__WORK TASK__
Keep the wording of the records intact as you retype them, and omit every image.

━━━ DATA

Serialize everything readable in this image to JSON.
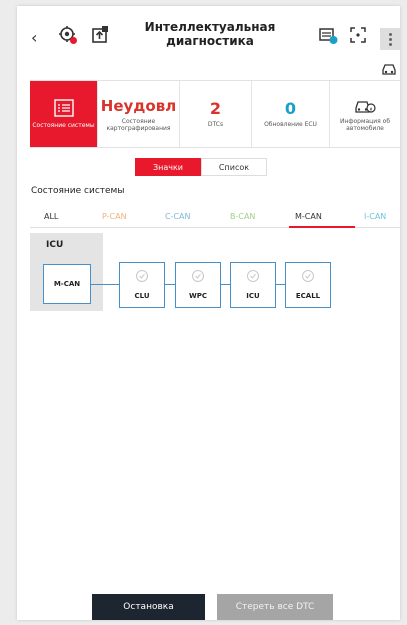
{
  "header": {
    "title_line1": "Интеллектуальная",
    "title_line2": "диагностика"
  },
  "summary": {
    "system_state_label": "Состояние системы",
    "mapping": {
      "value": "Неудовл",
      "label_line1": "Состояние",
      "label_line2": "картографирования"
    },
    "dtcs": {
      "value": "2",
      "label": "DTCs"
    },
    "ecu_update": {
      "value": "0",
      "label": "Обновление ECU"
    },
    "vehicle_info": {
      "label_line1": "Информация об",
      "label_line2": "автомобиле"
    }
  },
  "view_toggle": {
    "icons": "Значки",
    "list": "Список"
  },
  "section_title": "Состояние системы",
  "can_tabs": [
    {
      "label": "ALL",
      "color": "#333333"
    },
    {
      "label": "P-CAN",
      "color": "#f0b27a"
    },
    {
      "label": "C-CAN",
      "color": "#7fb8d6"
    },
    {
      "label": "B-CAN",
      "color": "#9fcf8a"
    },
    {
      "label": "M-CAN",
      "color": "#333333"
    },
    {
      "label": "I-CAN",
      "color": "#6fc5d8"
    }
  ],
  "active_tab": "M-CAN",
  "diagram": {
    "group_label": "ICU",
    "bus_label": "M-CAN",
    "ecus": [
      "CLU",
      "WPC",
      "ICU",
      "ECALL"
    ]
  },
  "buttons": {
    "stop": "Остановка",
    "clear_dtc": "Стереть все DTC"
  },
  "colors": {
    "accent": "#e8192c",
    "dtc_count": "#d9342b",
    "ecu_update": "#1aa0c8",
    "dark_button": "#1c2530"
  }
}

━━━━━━

__WRITTEN ANSWER__
Serialize everything readable in this image to JSON.
{
  "header": {
    "title_line1": "Интеллектуальная",
    "title_line2": "диагностика"
  },
  "summary": {
    "system_state_label": "Состояние системы",
    "mapping": {
      "value": "Неудовл",
      "label_line1": "Состояние",
      "label_line2": "картографирования"
    },
    "dtcs": {
      "value": "2",
      "label": "DTCs"
    },
    "ecu_update": {
      "value": "0",
      "label": "Обновление ECU"
    },
    "vehicle_info": {
      "label_line1": "Информация об",
      "label_line2": "автомобиле"
    }
  },
  "view_toggle": {
    "icons": "Значки",
    "list": "Список"
  },
  "section_title": "Состояние системы",
  "can_tabs": [
    {
      "label": "ALL",
      "color": "#333333"
    },
    {
      "label": "P-CAN",
      "color": "#f0b27a"
    },
    {
      "label": "C-CAN",
      "color": "#7fb8d6"
    },
    {
      "label": "B-CAN",
      "color": "#9fcf8a"
    },
    {
      "label": "M-CAN",
      "color": "#333333"
    },
    {
      "label": "I-CAN",
      "color": "#6fc5d8"
    }
  ],
  "active_tab": "M-CAN",
  "diagram": {
    "group_label": "ICU",
    "bus_label": "M-CAN",
    "ecus": [
      "CLU",
      "WPC",
      "ICU",
      "ECALL"
    ]
  },
  "buttons": {
    "stop": "Остановка",
    "clear_dtc": "Стереть все DTC"
  },
  "colors": {
    "accent": "#e8192c",
    "dtc_count": "#d9342b",
    "ecu_update": "#1aa0c8",
    "dark_button": "#1c2530"
  }
}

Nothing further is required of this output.